SINGAPORE — WeWork’s operations in Singapore will not be impacted by the company’s bankruptcy filing in the United States, said a local spokesman for the company on Tuesday (Nov 7).
In response to queries from TODAY, a spokesman for the flexible workspace provider said that it is “business as usual” and Singapore customers can continue using its 14 offices here.
“Singapore continues to be a priority market for us… (The bankruptcy filing) does not impact WeWork’s operations outside the US,” said the spokesman.
The co-working space provider rents office real estate from landlords and then leases these spaces out to individual members or companies in a shared office environment.
In 2021, SoftBank Group, a Japanese multinational investment holding company, cut a deal to take WeWork public through a merger with a blank-check acquisition company at a valuation of US$8 billion (S$10.8 billion).
On Monday however, WeWork sought US bankruptcy protection.
Under the provisions of the US bankruptcy code, WeWork could rid itself of onerous leases, a law firm told news wire Reuters.
The company reported estimated assets and liabilities ranging from US$10 billion to US$50 billion, according to a bankruptcy filing.
Profitability has remained elusive as WeWork grapples with its expensive leases and corporate clients cancelling because some employees work from home, reported Reuters.
Rental costs consumed 74 per cent of WeWork’s revenue in the second quarter of 2023 despite the company managing to amend 590 leases, saving about US$12.7 billion in fixed lease payments.
WeWork — once the most valuable US startup worth US$47 billion — first opened its doors in Singapore in 2017.
Last September, it opened its 14th outlet in Singapore at 21 Collyer Quay near Raffles Place.
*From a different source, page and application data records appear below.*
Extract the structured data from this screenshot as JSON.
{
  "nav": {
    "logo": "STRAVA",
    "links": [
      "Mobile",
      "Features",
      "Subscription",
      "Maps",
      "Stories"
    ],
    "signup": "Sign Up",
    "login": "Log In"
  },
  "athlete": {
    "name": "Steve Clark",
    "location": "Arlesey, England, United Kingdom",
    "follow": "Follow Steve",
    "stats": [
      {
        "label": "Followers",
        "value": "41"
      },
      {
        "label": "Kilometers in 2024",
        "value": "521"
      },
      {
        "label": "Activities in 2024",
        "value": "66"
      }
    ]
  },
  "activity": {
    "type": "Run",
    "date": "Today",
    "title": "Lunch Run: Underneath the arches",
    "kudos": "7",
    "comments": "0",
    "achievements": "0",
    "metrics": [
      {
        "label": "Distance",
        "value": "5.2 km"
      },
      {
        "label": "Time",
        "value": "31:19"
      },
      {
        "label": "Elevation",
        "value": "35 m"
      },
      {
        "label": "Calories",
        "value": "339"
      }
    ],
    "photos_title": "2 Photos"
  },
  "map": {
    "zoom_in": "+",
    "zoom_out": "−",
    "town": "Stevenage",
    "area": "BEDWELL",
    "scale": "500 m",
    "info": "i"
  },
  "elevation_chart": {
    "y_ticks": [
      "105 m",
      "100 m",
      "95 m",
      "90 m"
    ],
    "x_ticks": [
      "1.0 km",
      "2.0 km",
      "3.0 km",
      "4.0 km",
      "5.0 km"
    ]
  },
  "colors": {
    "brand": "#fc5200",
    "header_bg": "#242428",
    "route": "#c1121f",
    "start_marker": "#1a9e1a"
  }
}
Occupying all 21 floors of the former HSBC headquarters, the 220,000 sq ft office is WeWork’s largest location in the Pacific region.
CapitaLand Integrated Commercial Trust — which WeWork has a tenancy for 21 Collyer Quay and Funan mall — told property news outlet The Edge on Nov 1 that WeWork will remain its tenant. This was in response to news that the startup might be filing for bankruptcy this week.
“It has been paying its rents on schedule. We are currently in discussions with the tenant while closely monitoring the ongoing developments,” a spokesperson for CapitaLand Integrated Commercial Trust told The Edge.
The WeWork spokesperson told TODAY that its employees in Singapore will not be impacted by the bankruptcy filing.
“In fact, we are still hiring,” the spokesperson added.